Data provided START

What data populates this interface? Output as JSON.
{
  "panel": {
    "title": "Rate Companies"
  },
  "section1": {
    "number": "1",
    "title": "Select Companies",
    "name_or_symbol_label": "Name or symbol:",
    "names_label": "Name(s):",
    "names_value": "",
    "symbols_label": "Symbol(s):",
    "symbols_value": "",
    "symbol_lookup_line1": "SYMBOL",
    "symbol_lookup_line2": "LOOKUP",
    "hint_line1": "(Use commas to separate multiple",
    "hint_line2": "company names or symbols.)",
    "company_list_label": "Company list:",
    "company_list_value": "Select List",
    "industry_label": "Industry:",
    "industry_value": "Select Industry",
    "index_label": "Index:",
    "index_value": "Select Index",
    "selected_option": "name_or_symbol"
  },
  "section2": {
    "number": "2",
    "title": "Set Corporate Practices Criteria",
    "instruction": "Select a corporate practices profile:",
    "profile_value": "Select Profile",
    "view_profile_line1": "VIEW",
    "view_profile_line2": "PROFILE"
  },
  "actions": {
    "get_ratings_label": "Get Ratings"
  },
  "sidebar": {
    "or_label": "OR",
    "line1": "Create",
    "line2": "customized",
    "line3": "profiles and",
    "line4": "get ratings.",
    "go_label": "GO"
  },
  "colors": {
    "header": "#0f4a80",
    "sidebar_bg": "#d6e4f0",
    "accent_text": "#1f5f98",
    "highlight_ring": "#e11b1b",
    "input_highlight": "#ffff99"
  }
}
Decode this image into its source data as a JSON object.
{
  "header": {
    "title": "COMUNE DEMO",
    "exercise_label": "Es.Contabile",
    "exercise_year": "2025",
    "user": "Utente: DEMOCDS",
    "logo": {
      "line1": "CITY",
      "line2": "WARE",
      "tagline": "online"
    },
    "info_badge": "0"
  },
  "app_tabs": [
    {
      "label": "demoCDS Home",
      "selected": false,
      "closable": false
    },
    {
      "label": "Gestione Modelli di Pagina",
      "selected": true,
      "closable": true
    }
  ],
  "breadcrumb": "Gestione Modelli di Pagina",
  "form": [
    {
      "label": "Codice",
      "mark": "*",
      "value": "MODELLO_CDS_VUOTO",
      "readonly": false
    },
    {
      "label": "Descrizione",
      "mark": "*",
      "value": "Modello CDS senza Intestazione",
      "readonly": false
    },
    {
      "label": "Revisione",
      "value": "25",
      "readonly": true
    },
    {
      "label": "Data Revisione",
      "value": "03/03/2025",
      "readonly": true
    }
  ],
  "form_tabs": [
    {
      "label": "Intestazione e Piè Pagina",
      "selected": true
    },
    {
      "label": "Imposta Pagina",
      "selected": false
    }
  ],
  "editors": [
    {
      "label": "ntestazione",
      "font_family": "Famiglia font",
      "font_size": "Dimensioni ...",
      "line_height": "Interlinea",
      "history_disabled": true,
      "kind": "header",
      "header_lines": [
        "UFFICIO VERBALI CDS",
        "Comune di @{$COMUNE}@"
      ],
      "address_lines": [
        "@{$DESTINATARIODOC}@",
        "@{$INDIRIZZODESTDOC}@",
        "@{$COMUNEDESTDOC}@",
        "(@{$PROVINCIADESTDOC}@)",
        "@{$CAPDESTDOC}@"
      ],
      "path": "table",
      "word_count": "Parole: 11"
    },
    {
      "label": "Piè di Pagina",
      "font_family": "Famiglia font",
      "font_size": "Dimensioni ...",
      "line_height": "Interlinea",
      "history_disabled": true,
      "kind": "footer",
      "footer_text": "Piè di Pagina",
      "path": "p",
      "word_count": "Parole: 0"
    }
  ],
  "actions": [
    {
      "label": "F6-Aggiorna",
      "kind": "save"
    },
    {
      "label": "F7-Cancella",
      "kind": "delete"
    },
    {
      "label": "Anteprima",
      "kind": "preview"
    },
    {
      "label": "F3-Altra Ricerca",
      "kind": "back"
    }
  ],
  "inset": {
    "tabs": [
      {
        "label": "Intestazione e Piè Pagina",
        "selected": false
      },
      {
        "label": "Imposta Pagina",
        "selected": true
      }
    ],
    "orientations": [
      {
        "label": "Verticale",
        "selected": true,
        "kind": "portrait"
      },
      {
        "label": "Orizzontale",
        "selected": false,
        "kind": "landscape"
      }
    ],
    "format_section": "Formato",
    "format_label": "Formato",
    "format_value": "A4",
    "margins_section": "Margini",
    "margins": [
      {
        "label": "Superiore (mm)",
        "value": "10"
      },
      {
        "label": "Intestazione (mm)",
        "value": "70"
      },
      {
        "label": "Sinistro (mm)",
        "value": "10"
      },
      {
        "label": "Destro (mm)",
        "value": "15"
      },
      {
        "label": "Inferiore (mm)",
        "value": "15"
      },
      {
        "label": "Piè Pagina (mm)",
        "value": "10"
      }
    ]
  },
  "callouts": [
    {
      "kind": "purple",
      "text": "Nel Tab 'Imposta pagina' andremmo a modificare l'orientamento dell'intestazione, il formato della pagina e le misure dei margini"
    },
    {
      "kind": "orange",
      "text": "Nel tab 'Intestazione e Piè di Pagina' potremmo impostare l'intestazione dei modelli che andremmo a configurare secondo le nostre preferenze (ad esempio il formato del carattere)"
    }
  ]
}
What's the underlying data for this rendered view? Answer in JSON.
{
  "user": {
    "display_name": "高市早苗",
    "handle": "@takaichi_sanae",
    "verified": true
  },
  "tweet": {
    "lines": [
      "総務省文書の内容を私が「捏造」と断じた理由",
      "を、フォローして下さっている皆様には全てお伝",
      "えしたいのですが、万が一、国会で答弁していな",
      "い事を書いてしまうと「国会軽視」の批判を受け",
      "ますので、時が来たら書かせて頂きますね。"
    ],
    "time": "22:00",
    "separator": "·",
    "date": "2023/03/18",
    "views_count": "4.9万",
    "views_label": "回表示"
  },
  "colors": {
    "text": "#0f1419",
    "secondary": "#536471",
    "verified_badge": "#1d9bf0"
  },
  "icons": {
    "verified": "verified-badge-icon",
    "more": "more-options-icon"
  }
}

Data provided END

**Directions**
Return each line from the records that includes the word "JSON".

**Solution for this exercise**
What data populates this interface? Output as JSON.
Decode this image into its source data as a JSON object.
What's the underlying data for this rendered view? Answer in JSON.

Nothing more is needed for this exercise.